MATERIAL FOR THE TASK below:
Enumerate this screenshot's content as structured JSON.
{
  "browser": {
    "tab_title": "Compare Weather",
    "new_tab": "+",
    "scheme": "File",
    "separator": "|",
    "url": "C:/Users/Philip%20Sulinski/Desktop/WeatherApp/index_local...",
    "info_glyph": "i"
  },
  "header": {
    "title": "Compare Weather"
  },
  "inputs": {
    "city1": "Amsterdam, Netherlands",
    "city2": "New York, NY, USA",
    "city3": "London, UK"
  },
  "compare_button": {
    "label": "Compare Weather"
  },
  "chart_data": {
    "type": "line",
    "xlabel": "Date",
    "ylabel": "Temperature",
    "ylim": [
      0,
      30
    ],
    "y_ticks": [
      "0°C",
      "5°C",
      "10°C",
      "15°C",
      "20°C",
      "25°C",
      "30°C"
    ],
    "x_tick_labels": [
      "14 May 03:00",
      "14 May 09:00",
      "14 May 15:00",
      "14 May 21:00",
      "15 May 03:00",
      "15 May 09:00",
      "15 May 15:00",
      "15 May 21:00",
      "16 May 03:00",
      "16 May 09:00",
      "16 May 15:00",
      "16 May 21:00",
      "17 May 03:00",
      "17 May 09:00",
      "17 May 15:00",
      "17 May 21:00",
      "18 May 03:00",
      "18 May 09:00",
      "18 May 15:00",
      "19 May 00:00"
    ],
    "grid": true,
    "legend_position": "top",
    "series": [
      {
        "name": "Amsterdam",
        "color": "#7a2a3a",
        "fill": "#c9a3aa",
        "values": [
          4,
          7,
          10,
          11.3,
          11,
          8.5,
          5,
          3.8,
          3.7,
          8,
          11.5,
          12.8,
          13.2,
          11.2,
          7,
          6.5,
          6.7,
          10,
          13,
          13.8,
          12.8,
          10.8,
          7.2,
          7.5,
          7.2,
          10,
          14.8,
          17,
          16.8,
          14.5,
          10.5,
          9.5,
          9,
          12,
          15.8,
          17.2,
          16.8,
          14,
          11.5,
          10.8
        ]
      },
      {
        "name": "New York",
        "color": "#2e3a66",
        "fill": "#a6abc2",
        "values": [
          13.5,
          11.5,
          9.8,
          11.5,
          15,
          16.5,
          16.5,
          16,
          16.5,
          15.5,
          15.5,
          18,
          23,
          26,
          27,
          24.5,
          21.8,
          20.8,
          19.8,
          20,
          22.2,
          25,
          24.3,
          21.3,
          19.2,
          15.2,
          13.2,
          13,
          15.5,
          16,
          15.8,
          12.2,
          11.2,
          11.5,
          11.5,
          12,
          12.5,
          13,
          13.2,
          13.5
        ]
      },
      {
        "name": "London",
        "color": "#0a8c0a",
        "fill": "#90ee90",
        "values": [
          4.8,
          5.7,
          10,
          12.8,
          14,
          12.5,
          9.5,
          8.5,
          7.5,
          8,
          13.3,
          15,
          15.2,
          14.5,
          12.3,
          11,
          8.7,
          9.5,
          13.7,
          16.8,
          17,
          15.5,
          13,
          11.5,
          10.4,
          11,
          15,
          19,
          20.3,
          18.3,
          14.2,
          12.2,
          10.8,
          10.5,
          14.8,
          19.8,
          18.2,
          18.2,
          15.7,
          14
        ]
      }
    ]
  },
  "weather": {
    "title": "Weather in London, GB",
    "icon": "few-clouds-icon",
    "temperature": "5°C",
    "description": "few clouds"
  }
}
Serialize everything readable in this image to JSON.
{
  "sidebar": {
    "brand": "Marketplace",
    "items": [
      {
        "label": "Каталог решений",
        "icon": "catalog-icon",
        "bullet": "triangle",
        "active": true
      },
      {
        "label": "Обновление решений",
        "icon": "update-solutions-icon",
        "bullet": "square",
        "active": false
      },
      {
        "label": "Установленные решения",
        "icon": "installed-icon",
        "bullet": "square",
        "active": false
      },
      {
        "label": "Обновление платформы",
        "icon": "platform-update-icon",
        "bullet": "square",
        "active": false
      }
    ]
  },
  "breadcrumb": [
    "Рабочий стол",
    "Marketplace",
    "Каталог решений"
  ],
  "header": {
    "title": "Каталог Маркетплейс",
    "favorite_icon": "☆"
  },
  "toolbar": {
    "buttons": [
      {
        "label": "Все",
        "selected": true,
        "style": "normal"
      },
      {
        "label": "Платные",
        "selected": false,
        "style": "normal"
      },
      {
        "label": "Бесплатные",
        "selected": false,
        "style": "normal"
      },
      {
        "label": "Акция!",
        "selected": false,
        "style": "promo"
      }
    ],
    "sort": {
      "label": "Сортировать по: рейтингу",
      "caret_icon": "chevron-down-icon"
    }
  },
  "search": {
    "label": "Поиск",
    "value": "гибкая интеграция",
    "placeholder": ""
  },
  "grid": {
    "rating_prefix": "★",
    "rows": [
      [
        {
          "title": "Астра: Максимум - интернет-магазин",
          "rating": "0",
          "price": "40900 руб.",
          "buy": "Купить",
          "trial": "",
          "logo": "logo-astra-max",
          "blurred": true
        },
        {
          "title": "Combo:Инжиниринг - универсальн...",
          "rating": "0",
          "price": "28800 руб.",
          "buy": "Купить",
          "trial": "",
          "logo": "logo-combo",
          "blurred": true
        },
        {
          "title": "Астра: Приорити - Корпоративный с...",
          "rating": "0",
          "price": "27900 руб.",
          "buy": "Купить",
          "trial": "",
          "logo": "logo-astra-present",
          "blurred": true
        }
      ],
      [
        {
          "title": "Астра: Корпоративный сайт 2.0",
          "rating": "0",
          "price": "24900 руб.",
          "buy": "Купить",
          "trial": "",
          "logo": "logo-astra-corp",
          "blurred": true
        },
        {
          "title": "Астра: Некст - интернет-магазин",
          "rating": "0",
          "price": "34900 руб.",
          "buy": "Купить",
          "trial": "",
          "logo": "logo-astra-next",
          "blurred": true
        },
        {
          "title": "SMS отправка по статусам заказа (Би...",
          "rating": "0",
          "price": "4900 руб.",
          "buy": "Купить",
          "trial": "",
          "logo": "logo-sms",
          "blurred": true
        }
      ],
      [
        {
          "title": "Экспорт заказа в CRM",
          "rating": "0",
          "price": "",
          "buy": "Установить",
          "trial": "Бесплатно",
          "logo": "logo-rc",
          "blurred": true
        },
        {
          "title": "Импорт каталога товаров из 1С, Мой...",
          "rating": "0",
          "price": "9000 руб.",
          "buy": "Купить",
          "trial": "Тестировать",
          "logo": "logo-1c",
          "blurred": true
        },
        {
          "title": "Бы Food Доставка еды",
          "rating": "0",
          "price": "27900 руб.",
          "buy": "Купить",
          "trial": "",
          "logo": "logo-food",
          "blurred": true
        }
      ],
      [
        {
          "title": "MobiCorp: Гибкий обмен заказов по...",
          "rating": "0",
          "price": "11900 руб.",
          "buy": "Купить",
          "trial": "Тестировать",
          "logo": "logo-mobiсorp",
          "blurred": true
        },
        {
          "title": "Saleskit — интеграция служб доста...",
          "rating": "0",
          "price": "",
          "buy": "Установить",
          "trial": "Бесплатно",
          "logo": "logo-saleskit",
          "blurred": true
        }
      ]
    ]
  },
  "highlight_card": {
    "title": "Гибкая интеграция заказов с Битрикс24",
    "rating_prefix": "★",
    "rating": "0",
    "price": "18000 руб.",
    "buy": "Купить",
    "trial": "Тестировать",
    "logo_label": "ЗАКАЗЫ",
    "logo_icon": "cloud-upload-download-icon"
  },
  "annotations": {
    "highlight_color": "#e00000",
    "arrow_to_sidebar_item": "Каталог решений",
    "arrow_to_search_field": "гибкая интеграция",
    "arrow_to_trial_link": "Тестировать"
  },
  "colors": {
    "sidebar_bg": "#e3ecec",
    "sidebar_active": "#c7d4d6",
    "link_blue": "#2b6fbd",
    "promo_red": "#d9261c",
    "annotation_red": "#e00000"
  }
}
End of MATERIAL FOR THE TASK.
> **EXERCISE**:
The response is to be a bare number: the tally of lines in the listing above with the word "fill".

> **EXERCISE RESPONSE**:
3